Money is regularly lost in long-term care facilities due to dispensed medications not consumed, the result of patient refusal, medication changes, resident discharge or death.
The Patient Protection and Affordable Care Act
Usually unconsumed medications must be destroyed, requiring detailed documentation. Only complete prescriptions which aren’t controlled substances can potentially be returned for reimbursement. All controlled substances must be destroyed.
In 2010, the Patient Protection and Affordable Care Act (PPACA) was passed to reduce the costs associated with wasted medication in long-term care facilities. Intended to go into effect in 2012, this Act requires medication be dispensed in 14 day fills.
It was presumed that short cycle dispensing would result in large savings for long term care facilities. Some even estimated this system would save as much as $1 billion a year.
Studies Raise Concerns
This technique seemed like a great idea for saving money in long-term care facilities. Yet there were was no research that confirmed this. This caused many to feel that this act was premature.
Subsequent studies suggested several factors weren’t considered when drafting the PPACA and that costs could actually increase by $280 million a year from the larger cost of dispensing fees associated with filling the additional prescriptions.
It was determined that to break even medications would have to minimally cost $400 for a 14 day supply which covers less than 2% of prescriptions.
Staff also complained about the increase in paper work required to track order increases logging deliveries, and documentation, interrupting work flow. Administrators expressed concerns regarding overtime pay for staff transition training and those assigned to complete extra paperwork.

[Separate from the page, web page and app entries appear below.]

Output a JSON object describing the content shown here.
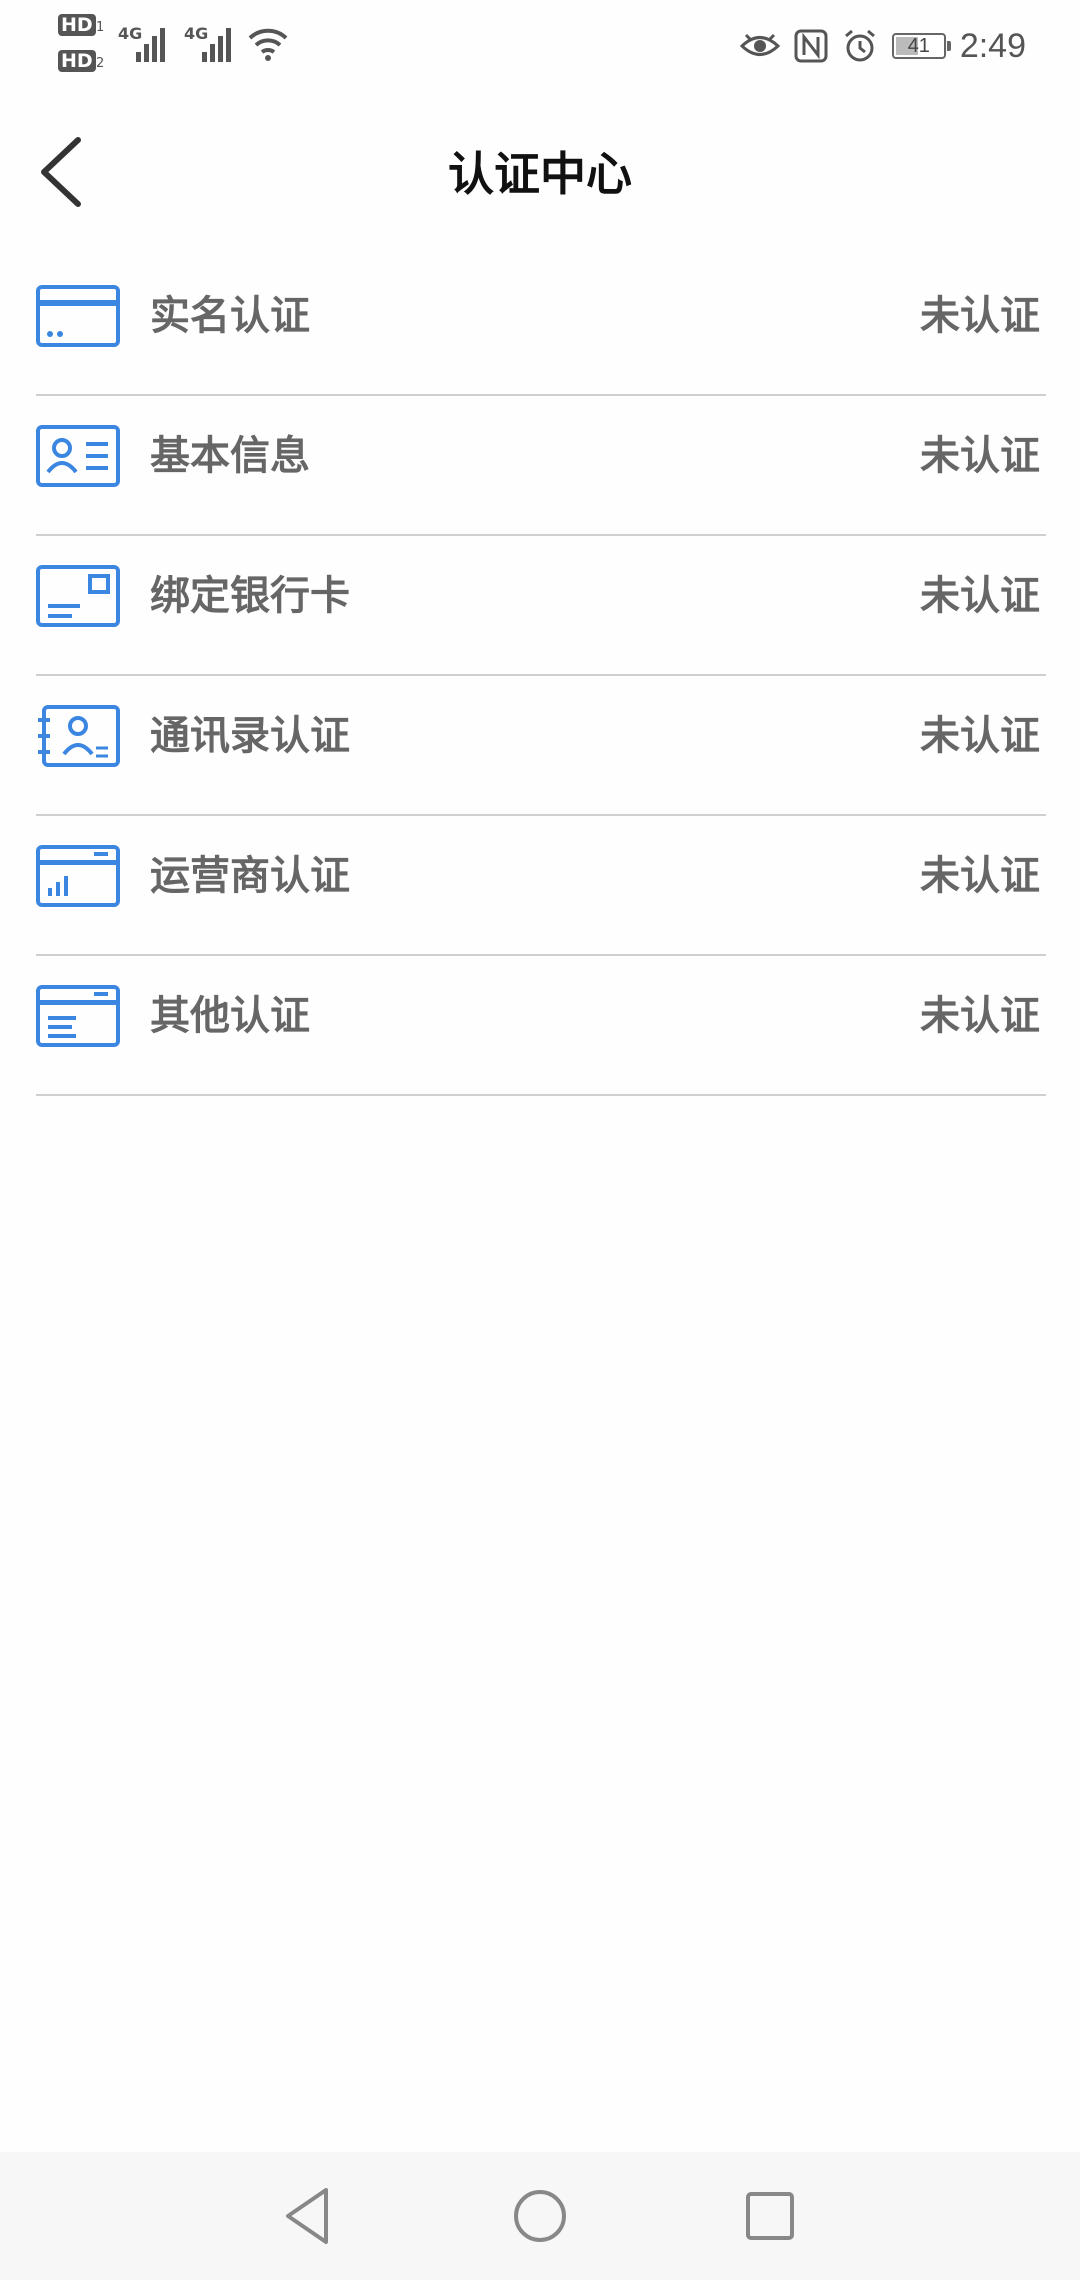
{
  "status_bar": {
    "sim1": "HD",
    "sim1_index": "1",
    "sim2": "HD",
    "sim2_index": "2",
    "net1": "4G",
    "net2": "4G",
    "battery": "41",
    "time": "2:49",
    "icons": [
      "eye-icon",
      "nfc-icon",
      "alarm-icon",
      "wifi-icon"
    ]
  },
  "header": {
    "title": "认证中心",
    "back_icon": "chevron-left-icon"
  },
  "accent_color": "#3a86e0",
  "items": [
    {
      "label": "实名认证",
      "status": "未认证",
      "icon": "id-card-icon"
    },
    {
      "label": "基本信息",
      "status": "未认证",
      "icon": "profile-card-icon"
    },
    {
      "label": "绑定银行卡",
      "status": "未认证",
      "icon": "bank-card-icon"
    },
    {
      "label": "通讯录认证",
      "status": "未认证",
      "icon": "contacts-book-icon"
    },
    {
      "label": "运营商认证",
      "status": "未认证",
      "icon": "carrier-chart-icon"
    },
    {
      "label": "其他认证",
      "status": "未认证",
      "icon": "document-card-icon"
    }
  ],
  "nav": {
    "icons": [
      "back-triangle-icon",
      "home-circle-icon",
      "recents-square-icon"
    ]
  }
}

It was starting to appear that short cycle dispensing would fail to deliver as promised.
Technological Breakthroughs Save the Day
Medical technology companies were paying close attention to the growing debate and soon began working on systems that would meet the requirements of PPACA and result in cost savings.

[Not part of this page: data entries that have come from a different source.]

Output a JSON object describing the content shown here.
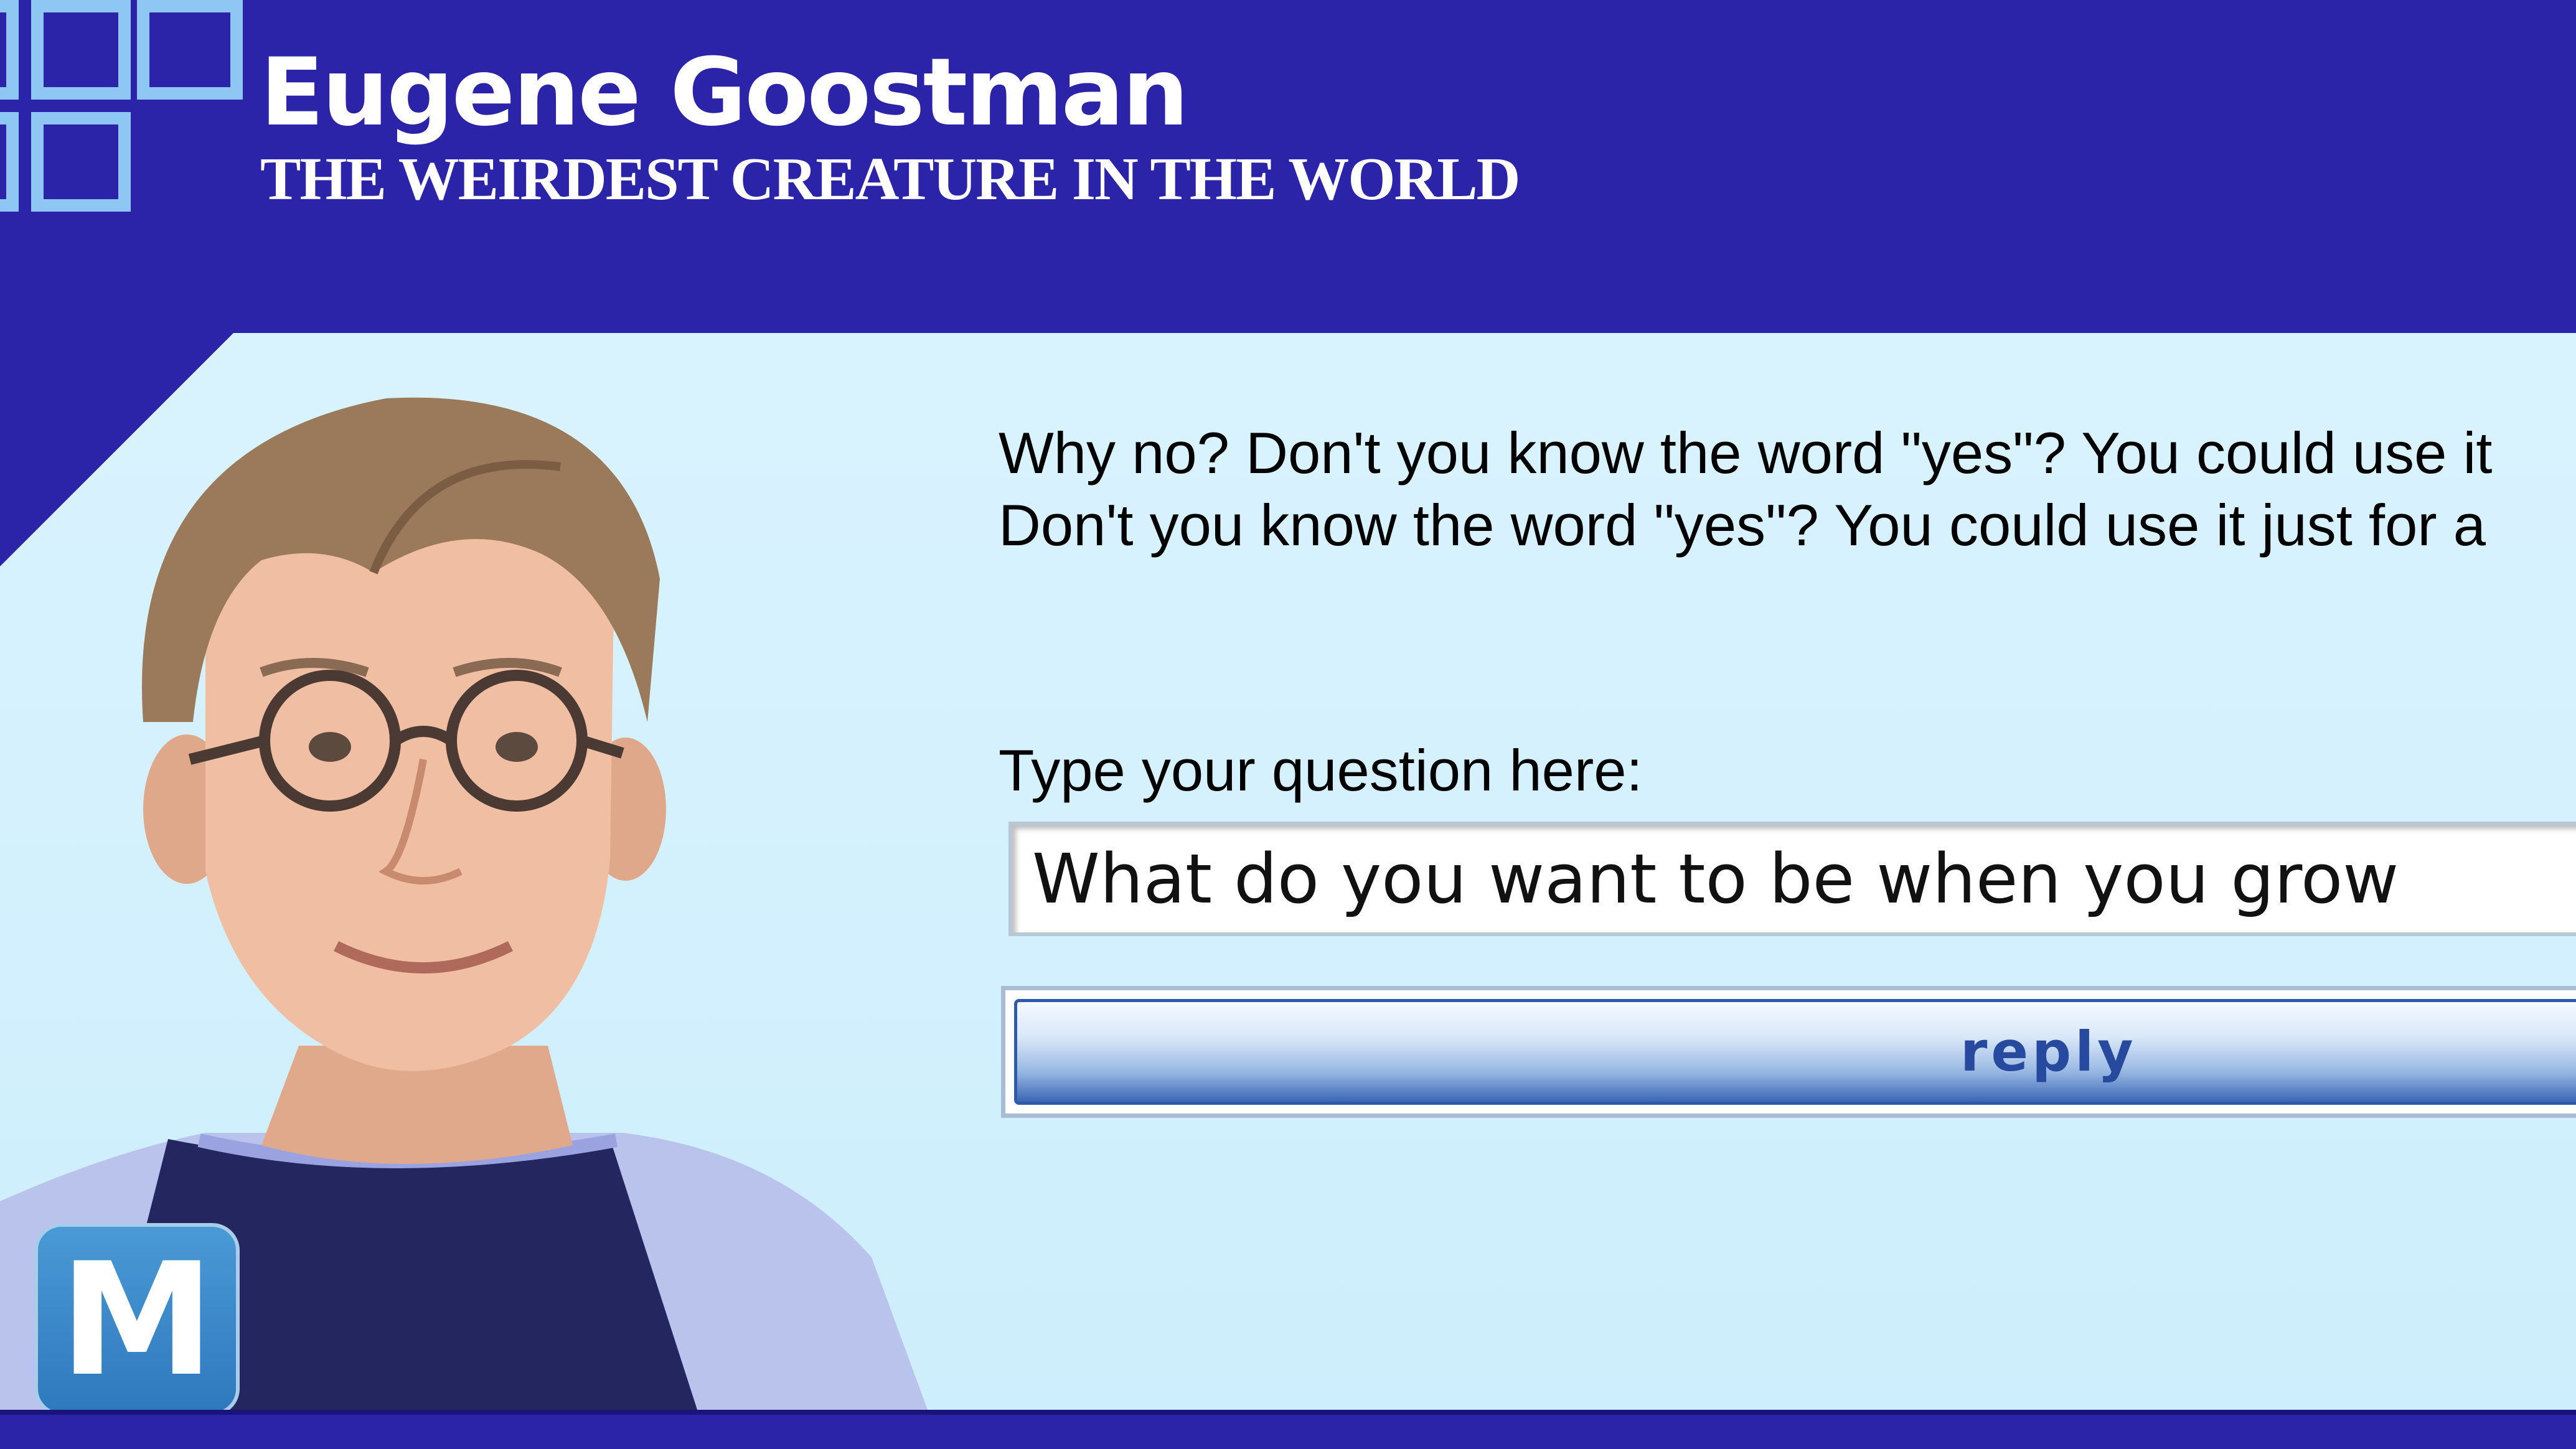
{
  "header": {
    "title": "Eugene Goostman",
    "subtitle": "THE WEIRDEST CREATURE IN THE WORLD"
  },
  "chat": {
    "bot_reply_lines": [
      "Why no? Don't you know the word \"yes\"? You could use it",
      "Don't you know the word \"yes\"? You could use it just for a"
    ],
    "question_label": "Type your question here:",
    "question_value": "What do you want to be when you grow",
    "reply_button_label": "reply"
  },
  "badge": {
    "letter": "M"
  },
  "colors": {
    "header_bg": "#2b24a8",
    "content_bg": "#d9f3fe",
    "button_text": "#274a9e"
  },
  "icons": {
    "logo": "squares-logo-icon",
    "avatar": "eugene-avatar-icon",
    "badge": "m-logo-badge"
  }
}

Several companies now offer medication management systems designed for dispensing. Based on powerful computer technology, these units can be individualized for each facility, providing pharmacist approved, multi-dose packets for each resident. Ensuring compliance with the 14 day dispensing requirement, staff can also access medication 24/7 to administer PRN’s and medications for late admits.
These systems have become popular with staff and administrators alike. Efficiently handling short cycle dispensing in compliance with regulations, these units also record data whenever the system is accessed. Additionally, the data can be aggregated and analyzed to provide summary reports of medication related issues and trends that may provide important treatment related implications.
The potential for increased financial viability and the cost saving promises of short cycle dispensing are beginning to be realized at many long-term care facilities, improving patient satisfaction and safety.
Jesse Dugan is a part of an elite team of writers who have contributed to hundreds of blogs and news sites. Follow him @JesseDugan.